[Opening RECORDED INFORMATION section]

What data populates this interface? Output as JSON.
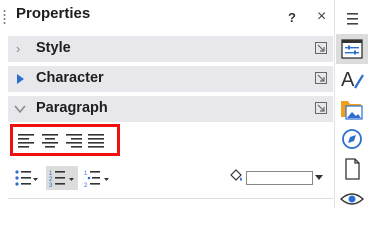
{
  "panel": {
    "title": "Properties",
    "help_label": "?",
    "close_label": "×"
  },
  "sections": [
    {
      "label": "Style",
      "expanded": false
    },
    {
      "label": "Character",
      "expanded": false
    },
    {
      "label": "Paragraph",
      "expanded": true
    }
  ],
  "paragraph": {
    "alignment_buttons": [
      "align-left-icon",
      "align-center-icon",
      "align-right-icon",
      "justify-icon"
    ],
    "list_buttons": [
      "unordered-list-icon",
      "ordered-list-icon",
      "outline-list-icon"
    ],
    "highlight_color": "#ee1111"
  },
  "sidebar_tabs": [
    "menu-icon",
    "properties-icon",
    "styles-icon",
    "gallery-icon",
    "navigator-icon",
    "page-icon",
    "accessibility-icon"
  ]
}
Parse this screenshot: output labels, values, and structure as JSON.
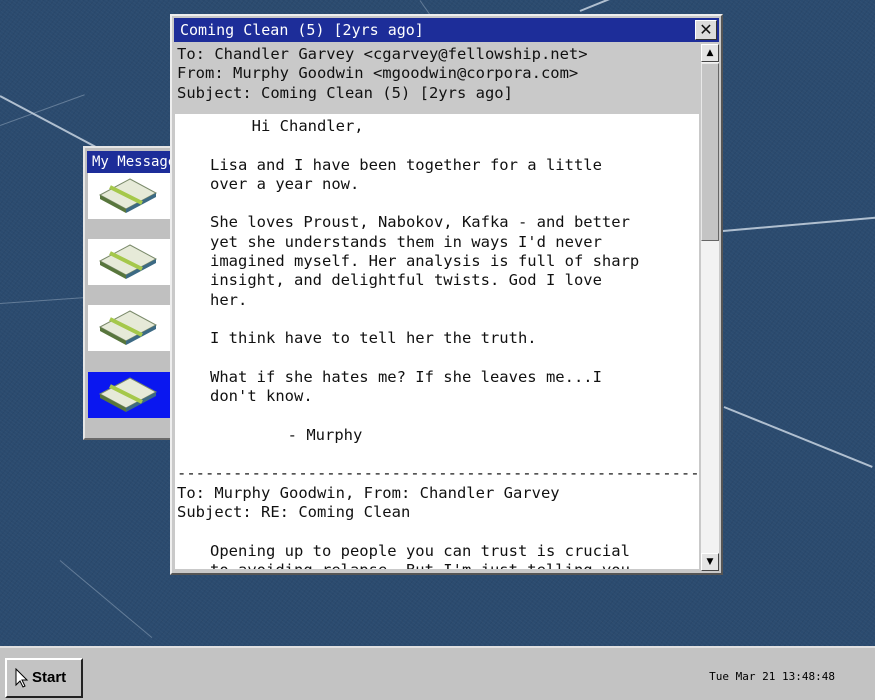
{
  "message_list_window": {
    "title": "My Messages",
    "items": [
      {
        "icon": "envelope-icon",
        "selected": false
      },
      {
        "icon": "envelope-icon",
        "selected": false
      },
      {
        "icon": "envelope-icon",
        "selected": false
      },
      {
        "icon": "envelope-icon",
        "selected": true
      }
    ]
  },
  "email_window": {
    "title": "Coming Clean (5) [2yrs ago]",
    "close_label": "✕",
    "header": {
      "to": "To: Chandler Garvey <cgarvey@fellowship.net>",
      "from": "From: Murphy Goodwin <mgoodwin@corpora.com>",
      "subject": "Subject: Coming Clean (5) [2yrs ago]"
    },
    "body": {
      "greeting": "        Hi Chandler,",
      "p1": [
        "Lisa and I have been together for a little",
        "over a year now."
      ],
      "p2": [
        "She loves Proust, Nabokov, Kafka - and better",
        "yet she understands them in ways I'd never",
        "imagined myself. Her analysis is full of sharp",
        "insight, and delightful twists. God I love",
        "her."
      ],
      "p3": [
        "I think have to tell her the truth."
      ],
      "p4": [
        "What if she hates me? If she leaves me...I",
        "don't know."
      ],
      "signoff": "        - Murphy",
      "separator": "---------------------------------------------------------------------",
      "reply_header": [
        "To: Murphy Goodwin, From: Chandler Garvey",
        "Subject: RE: Coming Clean"
      ],
      "reply_p1": [
        "Opening up to people you can trust is crucial",
        "to avoiding relapse. But I'm just telling you"
      ]
    },
    "scroll_up": "▲",
    "scroll_down": "▼"
  },
  "taskbar": {
    "start_label": "Start",
    "clock": "Tue Mar 21 13:48:48"
  },
  "colors": {
    "desktop": "#2b4b6f",
    "titlebar": "#1d2d99",
    "selection": "#0a17f0",
    "window_face": "#c9c9c9"
  }
}
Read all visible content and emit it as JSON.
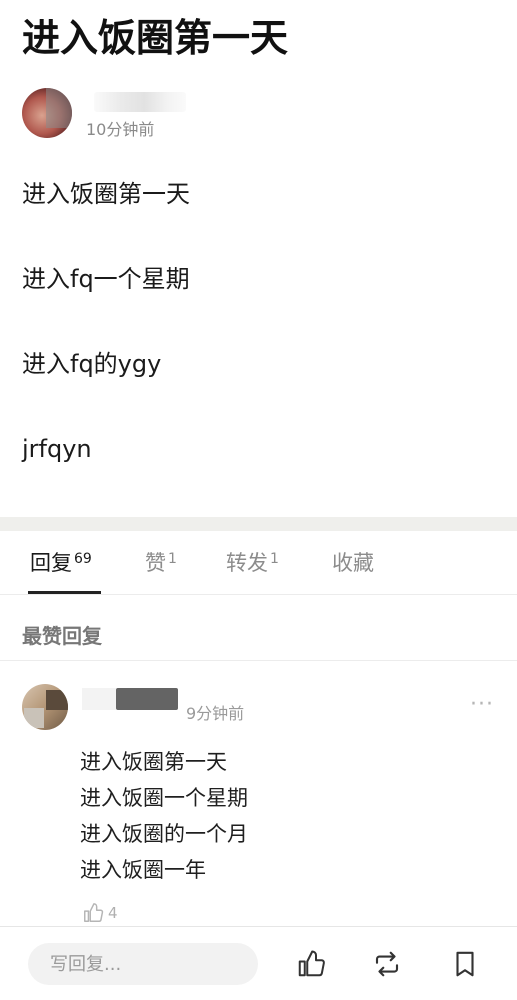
{
  "post": {
    "title": "进入饭圈第一天",
    "time": "10分钟前",
    "lines": [
      "进入饭圈第一天",
      "进入fq一个星期",
      "进入fq的ygy",
      "jrfqyn"
    ]
  },
  "tabs": [
    {
      "label": "回复",
      "count": "69"
    },
    {
      "label": "赞",
      "count": "1"
    },
    {
      "label": "转发",
      "count": "1"
    },
    {
      "label": "收藏",
      "count": ""
    }
  ],
  "comments_section": {
    "label": "最赞回复",
    "comment": {
      "time": "9分钟前",
      "more": "···",
      "lines": [
        "进入饭圈第一天",
        "进入饭圈一个星期",
        "进入饭圈的一个月",
        "进入饭圈一年"
      ],
      "likes": "4"
    }
  },
  "bottom_bar": {
    "reply_placeholder": "写回复...",
    "icons": [
      "thumbs-up-icon",
      "repost-icon",
      "bookmark-icon"
    ]
  }
}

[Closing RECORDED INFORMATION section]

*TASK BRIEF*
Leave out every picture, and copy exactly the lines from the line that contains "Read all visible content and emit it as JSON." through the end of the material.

*EXERCISE RESPONSE*
Read all visible content and emit it as JSON.
{
  "post": {
    "title": "进入饭圈第一天",
    "time": "10分钟前",
    "lines": [
      "进入饭圈第一天",
      "进入fq一个星期",
      "进入fq的ygy",
      "jrfqyn"
    ]
  },
  "tabs": [
    {
      "label": "回复",
      "count": "69"
    },
    {
      "label": "赞",
      "count": "1"
    },
    {
      "label": "转发",
      "count": "1"
    },
    {
      "label": "收藏",
      "count": ""
    }
  ],
  "comments_section": {
    "label": "最赞回复",
    "comment": {
      "time": "9分钟前",
      "more": "···",
      "lines": [
        "进入饭圈第一天",
        "进入饭圈一个星期",
        "进入饭圈的一个月",
        "进入饭圈一年"
      ],
      "likes": "4"
    }
  },
  "bottom_bar": {
    "reply_placeholder": "写回复...",
    "icons": [
      "thumbs-up-icon",
      "repost-icon",
      "bookmark-icon"
    ]
  }
}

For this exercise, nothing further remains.